Craig McDaniel: Cites recent business development committee formed because of the feeling the city wasn’t business friendly. Says Monday night, they’re hearing from businesses who don’t want the plan. Says the city has the money to make the needed changes now but have chosen not to do so because of other needs. “there was a time I was in favor of parking meters on Broad but I don’t know.” Says plan doesn’t give new parking places, only raises money.
Jamie Doss: Says he agrees with Harry Brock who says this plan won’t fix the problem. Says he wants those in the room to work together to fix the problem. Closes by saying “this plan is focused on the future.”
The Rome City Commission will meet tonight at 6:30 at City Hall. On the agenda will be a discussion on parking in Downtown Rome including the proposal from the Downtown Development Authority to use meters on Broad Street from 10 a.m. until 8 p.m. Monday through Saturday with the first hour free. After that, prices start at a dollar per hour and increase every 60 minutes. In exchange, parking in the downtown decks will be free (excluding those currently paying for reserved parking on the lower levels). (Background)

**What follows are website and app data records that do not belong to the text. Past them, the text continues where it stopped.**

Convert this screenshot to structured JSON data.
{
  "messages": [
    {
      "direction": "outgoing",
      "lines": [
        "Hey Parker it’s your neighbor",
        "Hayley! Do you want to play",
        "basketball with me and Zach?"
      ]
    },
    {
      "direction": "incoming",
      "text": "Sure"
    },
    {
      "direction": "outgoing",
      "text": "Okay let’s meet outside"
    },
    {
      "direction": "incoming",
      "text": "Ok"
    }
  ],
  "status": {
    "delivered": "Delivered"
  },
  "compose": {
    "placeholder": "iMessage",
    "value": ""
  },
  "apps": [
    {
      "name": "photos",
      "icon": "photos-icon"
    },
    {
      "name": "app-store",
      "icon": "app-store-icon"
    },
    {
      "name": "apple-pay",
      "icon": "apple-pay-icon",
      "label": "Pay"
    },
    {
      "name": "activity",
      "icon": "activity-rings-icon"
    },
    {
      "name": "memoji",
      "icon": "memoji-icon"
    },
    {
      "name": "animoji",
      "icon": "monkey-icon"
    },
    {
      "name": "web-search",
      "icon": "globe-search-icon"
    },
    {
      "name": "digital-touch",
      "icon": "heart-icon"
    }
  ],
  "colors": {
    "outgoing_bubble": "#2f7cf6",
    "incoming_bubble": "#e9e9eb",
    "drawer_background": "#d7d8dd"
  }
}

According to the agenda, there will just be a discussion of the plan, but no resolution is listed for a vote. Rome businessman Ira Levy is also listed on the agenda as a guest to discuss downtown parking. Also. Bob Blumberg, chair of the DDA, is scheduled to brief commissioners during the caucus before the 6:30 p.m.
Look for a large crowd to attend this evening. Organized opposition to the parking plan has formed with members scheduled to be at the 6:30 p.m. meeting.
Aside from the parking issue, the City Commission is expected to approve a bond resolution for $4 million to install at least six covered courts to the Rome Tennis Center at Berry College. Agenda
The Floyd County Board of Commissioners will meet on Tuesday, May 8, 2018, in the Community Room, Suite 206, on the second floor of the Floyd County Administration Building, 12 East 4th Avenue, Rome, Georgia. Caucus will begin at 4:30 p.m. in the Commissioners Caucus Room, Suite 204, followed by the Board Meeting at 6:00 p.m. The meetings are open to the public.
On the agenda will be four second readings of rezoning requests, along with discussion of an events agreement to bring the Northwest Georgia Hot Air Balloon Festival to Rome’s Russell Regional Airport on September 14-16, 2018. Agenda